__TASK ITEM__:
All lines with the word "your" must be pulled from the entries below.
*** Opening RECORDS FOR PROCESSING ***
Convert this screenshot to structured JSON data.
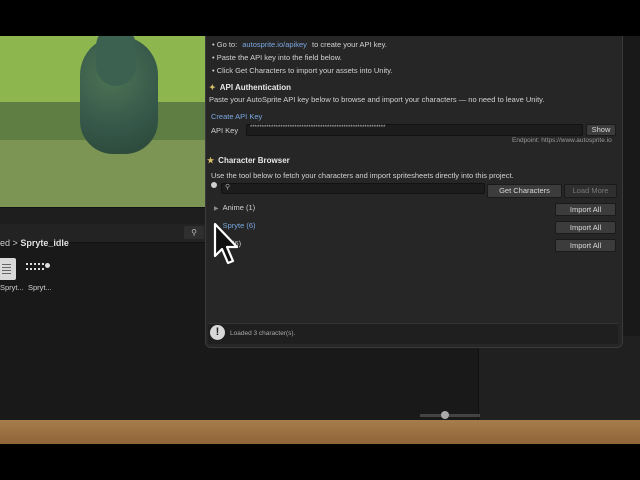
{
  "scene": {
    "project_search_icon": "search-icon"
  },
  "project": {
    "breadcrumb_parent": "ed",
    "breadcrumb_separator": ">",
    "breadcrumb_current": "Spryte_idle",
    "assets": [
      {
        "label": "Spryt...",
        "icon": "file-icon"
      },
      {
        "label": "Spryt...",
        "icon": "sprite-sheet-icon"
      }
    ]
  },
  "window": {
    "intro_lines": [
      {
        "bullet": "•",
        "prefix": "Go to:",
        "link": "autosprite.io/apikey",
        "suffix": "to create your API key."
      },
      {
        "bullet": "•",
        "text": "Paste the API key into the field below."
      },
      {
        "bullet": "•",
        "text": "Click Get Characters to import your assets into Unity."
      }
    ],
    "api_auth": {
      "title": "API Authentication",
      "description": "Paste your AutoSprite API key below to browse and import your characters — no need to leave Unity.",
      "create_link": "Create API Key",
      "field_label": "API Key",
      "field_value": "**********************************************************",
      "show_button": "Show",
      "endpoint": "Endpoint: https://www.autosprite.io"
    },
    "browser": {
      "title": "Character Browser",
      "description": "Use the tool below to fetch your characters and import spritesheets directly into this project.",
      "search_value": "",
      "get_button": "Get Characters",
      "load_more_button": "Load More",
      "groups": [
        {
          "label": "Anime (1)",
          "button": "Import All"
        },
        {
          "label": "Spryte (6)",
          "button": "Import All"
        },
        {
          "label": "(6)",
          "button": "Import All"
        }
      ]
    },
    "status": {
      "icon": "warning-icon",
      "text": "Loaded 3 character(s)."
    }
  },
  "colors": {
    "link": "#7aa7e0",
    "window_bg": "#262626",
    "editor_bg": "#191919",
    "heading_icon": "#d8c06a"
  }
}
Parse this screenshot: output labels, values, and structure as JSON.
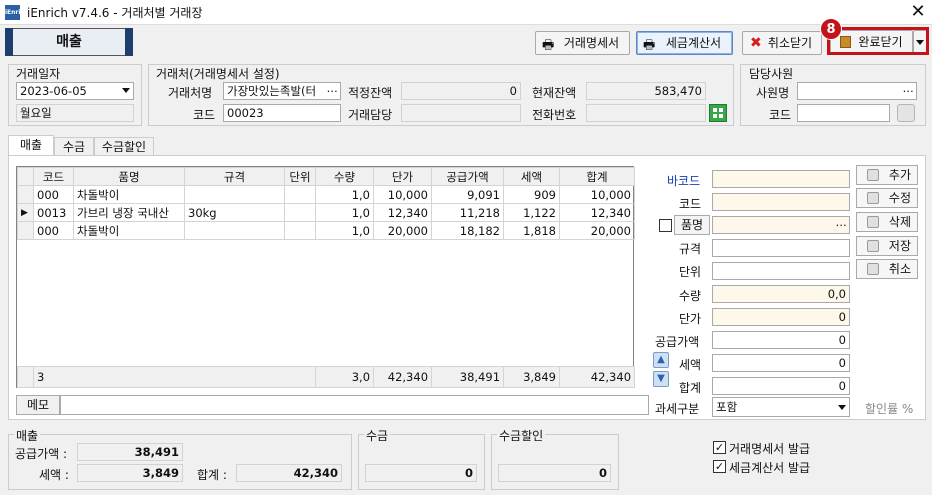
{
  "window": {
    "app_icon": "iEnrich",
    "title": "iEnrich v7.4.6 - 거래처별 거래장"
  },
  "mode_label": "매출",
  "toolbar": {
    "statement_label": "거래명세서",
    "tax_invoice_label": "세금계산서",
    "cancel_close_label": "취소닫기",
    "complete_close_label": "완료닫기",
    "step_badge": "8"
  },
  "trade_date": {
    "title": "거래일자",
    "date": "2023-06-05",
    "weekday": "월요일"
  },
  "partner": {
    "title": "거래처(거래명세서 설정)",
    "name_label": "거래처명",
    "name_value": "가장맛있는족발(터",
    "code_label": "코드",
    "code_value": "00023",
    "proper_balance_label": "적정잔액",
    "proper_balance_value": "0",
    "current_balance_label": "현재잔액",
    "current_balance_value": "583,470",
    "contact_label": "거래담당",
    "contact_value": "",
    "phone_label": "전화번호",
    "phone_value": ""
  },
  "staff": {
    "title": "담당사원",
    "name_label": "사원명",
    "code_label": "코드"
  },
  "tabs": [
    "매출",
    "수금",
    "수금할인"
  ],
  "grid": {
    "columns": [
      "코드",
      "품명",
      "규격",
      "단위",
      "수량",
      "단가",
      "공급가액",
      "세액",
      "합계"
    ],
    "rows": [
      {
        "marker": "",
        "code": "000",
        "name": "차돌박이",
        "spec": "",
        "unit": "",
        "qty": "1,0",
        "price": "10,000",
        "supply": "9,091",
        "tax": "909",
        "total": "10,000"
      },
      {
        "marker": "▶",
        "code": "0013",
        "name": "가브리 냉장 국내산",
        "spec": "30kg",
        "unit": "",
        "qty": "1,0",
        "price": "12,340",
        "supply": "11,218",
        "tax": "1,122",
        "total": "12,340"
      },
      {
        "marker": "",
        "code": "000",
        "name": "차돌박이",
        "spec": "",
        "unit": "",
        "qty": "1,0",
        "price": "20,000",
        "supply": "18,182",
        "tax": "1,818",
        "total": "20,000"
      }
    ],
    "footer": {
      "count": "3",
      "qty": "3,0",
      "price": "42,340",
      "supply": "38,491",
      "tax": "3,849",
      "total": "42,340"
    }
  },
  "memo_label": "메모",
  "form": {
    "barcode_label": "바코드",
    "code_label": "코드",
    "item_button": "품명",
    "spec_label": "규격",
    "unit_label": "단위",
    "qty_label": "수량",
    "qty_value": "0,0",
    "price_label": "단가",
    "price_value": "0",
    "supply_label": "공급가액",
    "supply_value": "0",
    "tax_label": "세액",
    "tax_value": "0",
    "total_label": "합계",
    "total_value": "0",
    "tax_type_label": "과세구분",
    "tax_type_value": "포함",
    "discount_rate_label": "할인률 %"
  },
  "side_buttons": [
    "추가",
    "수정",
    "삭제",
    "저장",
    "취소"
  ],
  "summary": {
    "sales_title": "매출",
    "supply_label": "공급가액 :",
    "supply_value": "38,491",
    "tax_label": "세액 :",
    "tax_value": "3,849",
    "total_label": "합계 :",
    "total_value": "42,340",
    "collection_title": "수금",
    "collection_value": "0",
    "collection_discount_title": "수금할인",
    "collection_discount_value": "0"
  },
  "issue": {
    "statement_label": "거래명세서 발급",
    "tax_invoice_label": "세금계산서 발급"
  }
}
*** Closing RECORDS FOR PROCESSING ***
__THE ANSWER__:
        "suffix": "to create your API key."
        "text": "Click Get Characters to import your assets into Unity."
      "description": "Paste your AutoSprite API key below to browse and import your characters — no need to leave Unity.",
      "description": "Use the tool below to fetch your characters and import spritesheets directly into this project.",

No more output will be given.